Being a potent antioxidant drug, comfrey is also considered as one of the best remedies for cancer. It scavenges the free radicals, which include O2- and O2—ions. These ions cause damage to the cell walls of the infected cells. However, comfrey oil has good amounts of tannins, alkaloids, and saponins. Alkaloids and tannins are a good source of antioxidants and work as an anti-cancerous remedy. (14)
7. Effective for bruises
Bruises are the consequences of accidents and injuries. However, comfrey oil, when applied directly on the affected part for 2 weeks, helps decrease the pain and tenderness. You can also apply the poultice of comfrey leaves. Besides leaves, its stems and roots also cure bruises.
8. Cures hemorrhoids
Hemorrhoids are also called piles. It is a health condition, where the veins in the anus and lower rectum swell, causing bleeding and discomfort. It causes immense pain during fecal discharge.
When the intensity of pain increases, it may also cause trouble while sitting. However, the oil of comfrey applied twice in a day with cotton (but diluted with a carrier oil). Else you might end up worsening the condition) can heal piles.
Though many over-the-counter comfrey creams are available, we recommend you to consult a physician first.
While rosemaric acid in comfrey reduces the inflammations of the anal veins, the compound allantoin helps reform the ruptured veins. Comfrey has a cooling effect when applied to the damaged tissues in the anus and soothes the sensation of burning. (15)
9. Relieves pain
On applying comfrey-based ointment to the affected area for 5 days, it helps decrease the intensity of lower or upper back pain. Allantoin plays a significant role in getting rid of pain, as they tend to work directly on the pain receptors and soothes the muscles.
Few researchers claimed that applying comfrey ointment on the affected area up to 2 weeks improves mobility, controls pain, reduces tenderness, and soothes swelling.
The effect of comfrey ointment as pain relevant and reducing inflammation can be compared with the results of diclofenac gel.
10. Prevents skin problems
Comfrey is also capable of curing different skin problems like darkening, wrinkles, eczema, psoriasis, and dermal ulcers. When a comfrey-based cream is applied topically, it can heal psoriasis. While the allantoins in it heal the sores, rosemaric acid reduces the inflammation.
It also helps in tightening the facial muscles and remove the wrinkles. It also adds moisture and gives a cooling effect. It moisturizes the skin deeply and relieves itching and swelling, especially in the case of eczema.
Note: Topical application of comfrey for long-term on open wounds in strictly restricted.
What Blends With Comfrey Oil?
Comfrey oil blends best with:
- Calendula oil
- Arnica oil
- St. John’s Wort oil
- Almond oil
- Aloe vera
- Olive oil
- Vitamin E oil
- Jojoba oil
- Frankincense oil
- Eucalyptus oil
How To Use Comfrey Oil?
After proper research and years of study about the compounds in comfrey through phytochemical screening, comfrey has been proved toxic.
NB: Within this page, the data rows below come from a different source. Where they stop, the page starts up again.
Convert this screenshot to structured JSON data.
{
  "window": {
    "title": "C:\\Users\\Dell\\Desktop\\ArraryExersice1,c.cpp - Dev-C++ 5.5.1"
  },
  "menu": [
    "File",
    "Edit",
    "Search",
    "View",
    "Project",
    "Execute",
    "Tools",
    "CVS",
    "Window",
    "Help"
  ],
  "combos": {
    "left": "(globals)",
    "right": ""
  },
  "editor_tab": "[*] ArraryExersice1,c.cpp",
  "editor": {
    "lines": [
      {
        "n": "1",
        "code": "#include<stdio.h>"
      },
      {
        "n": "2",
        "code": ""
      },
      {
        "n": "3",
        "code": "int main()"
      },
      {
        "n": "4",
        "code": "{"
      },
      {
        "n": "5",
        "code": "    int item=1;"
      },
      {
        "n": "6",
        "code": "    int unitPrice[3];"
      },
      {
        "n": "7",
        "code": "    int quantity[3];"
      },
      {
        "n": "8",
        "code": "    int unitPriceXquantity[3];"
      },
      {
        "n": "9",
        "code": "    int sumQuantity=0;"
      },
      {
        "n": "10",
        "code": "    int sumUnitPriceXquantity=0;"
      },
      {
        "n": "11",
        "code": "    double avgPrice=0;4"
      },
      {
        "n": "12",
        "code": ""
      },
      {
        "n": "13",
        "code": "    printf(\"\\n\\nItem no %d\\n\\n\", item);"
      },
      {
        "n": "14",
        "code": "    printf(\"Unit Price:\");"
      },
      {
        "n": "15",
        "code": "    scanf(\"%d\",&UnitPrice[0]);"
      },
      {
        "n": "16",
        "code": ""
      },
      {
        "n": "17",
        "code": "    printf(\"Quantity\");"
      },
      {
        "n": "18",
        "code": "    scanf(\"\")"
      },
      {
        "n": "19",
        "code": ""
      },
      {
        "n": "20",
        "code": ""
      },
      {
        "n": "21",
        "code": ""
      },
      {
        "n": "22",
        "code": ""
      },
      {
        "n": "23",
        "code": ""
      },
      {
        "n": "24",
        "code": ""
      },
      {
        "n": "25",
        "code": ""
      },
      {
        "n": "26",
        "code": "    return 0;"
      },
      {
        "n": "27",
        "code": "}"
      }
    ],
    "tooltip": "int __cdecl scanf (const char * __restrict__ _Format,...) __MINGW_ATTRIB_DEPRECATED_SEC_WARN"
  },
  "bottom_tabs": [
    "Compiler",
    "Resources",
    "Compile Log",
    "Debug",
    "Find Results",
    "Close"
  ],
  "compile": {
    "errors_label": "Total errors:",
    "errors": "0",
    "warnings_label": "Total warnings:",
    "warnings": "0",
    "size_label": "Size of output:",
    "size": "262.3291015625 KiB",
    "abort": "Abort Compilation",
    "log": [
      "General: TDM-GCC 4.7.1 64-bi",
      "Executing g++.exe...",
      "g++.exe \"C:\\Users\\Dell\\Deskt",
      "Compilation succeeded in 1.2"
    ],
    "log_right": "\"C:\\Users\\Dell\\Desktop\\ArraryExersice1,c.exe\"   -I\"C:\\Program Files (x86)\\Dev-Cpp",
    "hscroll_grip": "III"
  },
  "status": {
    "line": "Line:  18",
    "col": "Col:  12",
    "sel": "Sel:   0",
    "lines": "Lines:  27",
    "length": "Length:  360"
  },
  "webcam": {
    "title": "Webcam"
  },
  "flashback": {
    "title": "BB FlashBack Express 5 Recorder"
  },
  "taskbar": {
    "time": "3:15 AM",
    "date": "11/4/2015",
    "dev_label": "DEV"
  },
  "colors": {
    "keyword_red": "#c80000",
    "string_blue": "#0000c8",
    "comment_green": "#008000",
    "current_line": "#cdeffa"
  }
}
Therefore, it can only be used as a spray or a cream for muscular sprains, joint inflammation, and others (if a physician prescribes it).
Only topical application of comfrey oil is permitted. It is strictly not for consumption. On blending with arnica oil, it also shows an excellent nourishing effect for hair. It is also proven effective against dandruff.
This oil must always be used topically, another important use of this oil is as a vaginal lubricant (but diluted with a carrier oil). It lubricates the vagina during sexual intercourse and has been used in gels for vaginal lubrication.
Side Effects Of Comfrey Oil
- Comfrey is not advised for pregnant or lactating mothers. Though it does not affect the mother, it can turn toxic for the unborn. It badly affects the undeveloped liver of fetus and causes venous-occlusive disease. This oil is considered toxic for liver due to pyrrolizidine alkaloids.
- Using comfrey orally and on open wounds are strictly restricted by the FDA. Earlier it was used a dietary supplement, but later, FDA banned it by claiming that the pyrrolizidine alkaloids present in it are a potent carcinogenic.